> _WHAT TO WORK ON_
Starting at the line with "Parse this screenshot: output", repeat every line exactly until the records end, including the last one.
----
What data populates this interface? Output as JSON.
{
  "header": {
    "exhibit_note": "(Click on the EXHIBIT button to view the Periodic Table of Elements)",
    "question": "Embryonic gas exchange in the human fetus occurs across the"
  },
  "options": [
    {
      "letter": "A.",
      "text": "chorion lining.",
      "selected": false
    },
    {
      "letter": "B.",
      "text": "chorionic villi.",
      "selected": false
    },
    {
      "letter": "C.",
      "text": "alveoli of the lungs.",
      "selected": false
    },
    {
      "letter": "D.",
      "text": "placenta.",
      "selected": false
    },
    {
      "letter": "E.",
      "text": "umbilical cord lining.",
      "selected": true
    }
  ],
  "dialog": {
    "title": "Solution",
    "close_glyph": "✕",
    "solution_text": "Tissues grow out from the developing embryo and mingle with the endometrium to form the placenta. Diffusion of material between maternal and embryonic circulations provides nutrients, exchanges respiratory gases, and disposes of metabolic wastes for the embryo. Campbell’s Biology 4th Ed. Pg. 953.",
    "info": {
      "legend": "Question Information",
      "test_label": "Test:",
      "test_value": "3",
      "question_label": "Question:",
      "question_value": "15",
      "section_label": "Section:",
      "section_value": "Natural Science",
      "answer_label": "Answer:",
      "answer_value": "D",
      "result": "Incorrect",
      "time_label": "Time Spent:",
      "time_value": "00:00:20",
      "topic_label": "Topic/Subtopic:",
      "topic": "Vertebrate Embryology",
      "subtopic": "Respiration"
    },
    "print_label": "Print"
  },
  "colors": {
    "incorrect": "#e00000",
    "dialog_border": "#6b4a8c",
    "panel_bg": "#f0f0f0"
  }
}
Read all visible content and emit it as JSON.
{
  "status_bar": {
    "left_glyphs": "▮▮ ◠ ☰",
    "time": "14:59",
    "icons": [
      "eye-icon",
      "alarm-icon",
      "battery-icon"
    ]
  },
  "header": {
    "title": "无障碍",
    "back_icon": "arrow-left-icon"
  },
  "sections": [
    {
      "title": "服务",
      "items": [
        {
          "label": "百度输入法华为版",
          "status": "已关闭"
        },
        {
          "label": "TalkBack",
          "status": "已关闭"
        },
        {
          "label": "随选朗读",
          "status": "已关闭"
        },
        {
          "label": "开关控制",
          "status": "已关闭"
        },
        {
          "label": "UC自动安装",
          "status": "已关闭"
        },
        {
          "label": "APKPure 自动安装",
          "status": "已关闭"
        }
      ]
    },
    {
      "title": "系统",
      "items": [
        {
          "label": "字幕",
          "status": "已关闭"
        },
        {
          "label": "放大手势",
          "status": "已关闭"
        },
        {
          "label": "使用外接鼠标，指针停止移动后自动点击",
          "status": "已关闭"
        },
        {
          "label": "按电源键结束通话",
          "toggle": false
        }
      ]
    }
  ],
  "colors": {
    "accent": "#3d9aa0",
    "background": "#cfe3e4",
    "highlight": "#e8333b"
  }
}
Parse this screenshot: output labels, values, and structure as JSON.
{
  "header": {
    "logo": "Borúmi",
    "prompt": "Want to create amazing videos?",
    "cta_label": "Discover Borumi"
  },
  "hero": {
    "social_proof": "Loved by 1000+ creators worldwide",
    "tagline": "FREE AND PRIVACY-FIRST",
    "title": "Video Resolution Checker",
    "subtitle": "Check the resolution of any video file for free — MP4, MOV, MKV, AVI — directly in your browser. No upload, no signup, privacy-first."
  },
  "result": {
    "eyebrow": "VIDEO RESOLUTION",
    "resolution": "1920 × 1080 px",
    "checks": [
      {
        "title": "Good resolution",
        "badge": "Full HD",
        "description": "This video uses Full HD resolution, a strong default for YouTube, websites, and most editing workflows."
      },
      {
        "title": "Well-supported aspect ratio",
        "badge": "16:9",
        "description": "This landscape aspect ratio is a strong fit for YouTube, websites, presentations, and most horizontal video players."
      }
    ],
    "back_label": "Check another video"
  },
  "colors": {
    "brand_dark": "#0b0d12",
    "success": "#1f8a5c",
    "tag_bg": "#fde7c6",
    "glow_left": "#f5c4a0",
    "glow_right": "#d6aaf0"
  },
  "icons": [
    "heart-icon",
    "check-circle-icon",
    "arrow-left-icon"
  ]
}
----
> _SOLUTION FOR THIS TASK_
Parse this screenshot: output labels, values, and structure as JSON.
{
  "header": {
    "logo": "Borúmi",
    "prompt": "Want to create amazing videos?",
    "cta_label": "Discover Borumi"
  },
  "hero": {
    "social_proof": "Loved by 1000+ creators worldwide",
    "tagline": "FREE AND PRIVACY-FIRST",
    "title": "Video Resolution Checker",
    "subtitle": "Check the resolution of any video file for free — MP4, MOV, MKV, AVI — directly in your browser. No upload, no signup, privacy-first."
  },
  "result": {
    "eyebrow": "VIDEO RESOLUTION",
    "resolution": "1920 × 1080 px",
    "checks": [
      {
        "title": "Good resolution",
        "badge": "Full HD",
        "description": "This video uses Full HD resolution, a strong default for YouTube, websites, and most editing workflows."
      },
      {
        "title": "Well-supported aspect ratio",
        "badge": "16:9",
        "description": "This landscape aspect ratio is a strong fit for YouTube, websites, presentations, and most horizontal video players."
      }
    ],
    "back_label": "Check another video"
  },
  "colors": {
    "brand_dark": "#0b0d12",
    "success": "#1f8a5c",
    "tag_bg": "#fde7c6",
    "glow_left": "#f5c4a0",
    "glow_right": "#d6aaf0"
  },
  "icons": [
    "heart-icon",
    "check-circle-icon",
    "arrow-left-icon"
  ]
}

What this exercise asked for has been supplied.